3. The importance of opinions — What Jefferson really wanted in news was opinion and debate — a multitude of voices competing in a freewheeling marketplace of ideas. He wrote “nature has given to man no other means of sifting out the truth whether in religion, law or politics” than “the fair operation of attack and defense.” He himself threw his hat in the ring by founding his own highly partisan newspaper to attack Federalists like Alexander Hamilton.
Instead, modern journalism has attempted to create for itself a faux-scientific world, where facts are sacred, opinions are contaminants, and debate is a waste of time. Allegedly, their methods are “objective” and their content is a pure stream of verified truths. But, new media has taught us that mainstream media often do not get the story straight and regularly masquerade center-left opinion as singular truths. Journalists also strangely insist that the public has an incontestable “right to know” these “truths,” and tend to recklessly dismiss the sometimes real risks that their exposure might threaten the survival of our Jeffersonian government at the hands of enemies who do not protect individual rights.

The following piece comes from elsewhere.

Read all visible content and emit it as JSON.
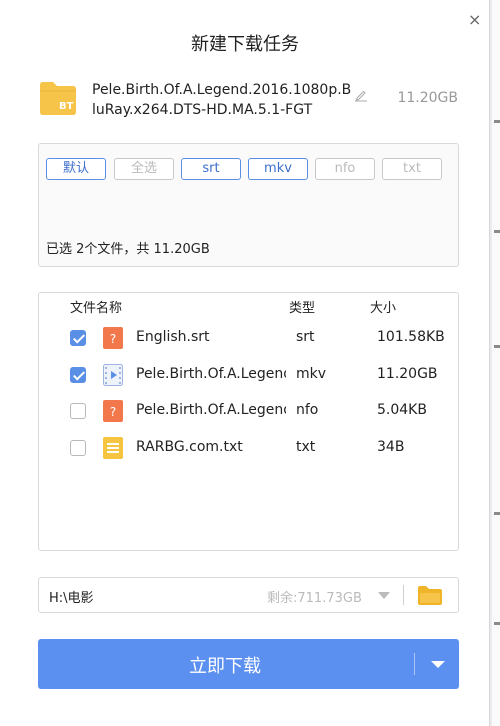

Clearly, when Jefferson said he would prefer “newspapers without a government” to “government without newspapers,” he did not imagine a journalism that was favorably disposed to government and that presented only one view. No doubt, he would have preferred “bloggers without a government” even more.
Steve Boriss blogs at The Future of News. He works for Washington University in St. Louis, where he is Associate Director of the Center for the Application of Information Technology (CAIT) and teaches a class called “The Future of News.”